The provincial election set for June 12 is undoubtedly going to be one revolving around the economy.
Kathleen Wynne’s Liberals presented a budget about revitalizing transit and a new Ontario pension system for long-term economic gains. Tim Hudak’s Progressive Conservatives are touting a million new jobs as a part of their platform to revitalize the Ontario economy. Andrea Horwath’s New Democrats are mostly talking about affordability for families and again, the strength of the Ontario economy.
The problem with all three parties is they designed plans with the aim of attracting votes rather than creating a plan to fix Ontario’s economy. All parties admit there is a problem. They scream about the deficit, the debt and the slowing economy, and yet none of them have a plan that will actually fix these problems.
The problem in this election begins with Tim Hudak and the policy paper his party released called, “An Agenda for Growth.” Hudak makes a strong case for freezing and even decreasing government spending to balance the budget before 2017, citing good examples from across the political spectrum of governments having done the same thing. The problem arises on the next page when Hudak suggests cutting taxes while simultaneously cutting spending.
Wynne does something similar in her new transit funding and pension plan. The Liberals are looking to increase taxes to pay for these new expenditures while claiming the deficit will be gone in four years – also because of the raised taxes.
This is the same problem most politicians have during election campaigns. They all seem to think that deficit reduction can be done in a haphazard way. The PCs want to cut spending and taxes while the Liberals and NDP want to increase both. Looking back to the 1990s in Canada and Ontario, it is easy to see neither of these plans is set to do well.
In 1993 the Liberal Party of Canada was elected to government and Paul Martin became finance minister. Over the next nine years Martin fundamentally restructured the federal budget, scaling spending further down than it had been in 40 years. However, there was an important part of the Liberal election platform Martin did not implement.

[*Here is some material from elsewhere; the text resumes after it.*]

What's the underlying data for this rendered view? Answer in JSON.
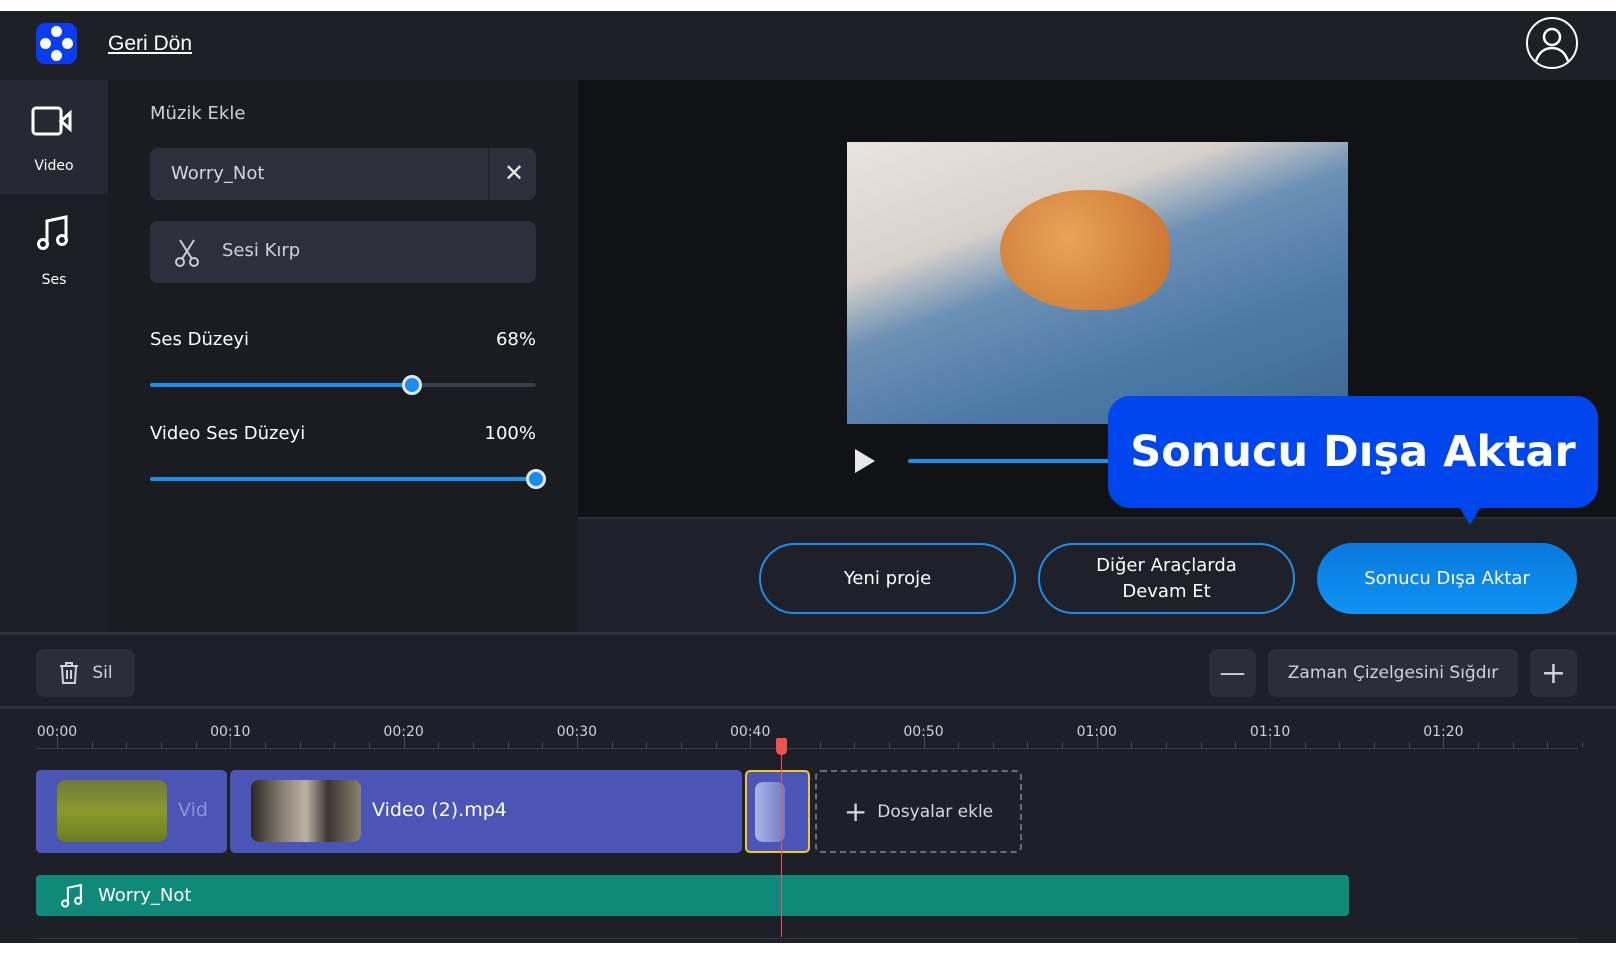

The Liberals had essentially promised to eliminate the GST in the election, but when they got into government Martin knew to cut taxes at the same rate as spending would make the spending cuts ineffective. With minimal tax cuts and major spending reductions, the federal government balanced their budget in 1998.
At the same time in Ontario, Premier Mike Harris also made substantial cuts to government spending. He also made massive tax cuts across the board, which made Ontario’s debt problem worse rather than better.
Austerity measures are only effective in the short term. They are only useful as a means of eliminating debt quickly because otherwise they stifle economic growth almost as badly as decade-long streaks of deficits.
Ontario has a debt problem. This is a problem that has to be dealt with and none of the parties seem to have any real solutions to offer. If you want to get Ontario out of debt, you shouldn’t follow the Harris plan of drastically cutting services and taxes at the same time. It creates the same problem as increasing spending and taxes at the same time.
If you need $100 to buy groceries and borrow $70 from your friends, you either cut $30 of spending or find some way to get the missing money. If your plan is to give $30 back to your friends while also buying fewer groceries, you are still going to be short $30.
All the parties are missing a proper plan for fixing Ontario’s financial issues, and it is because they care more about getting votes than actually fixing the province.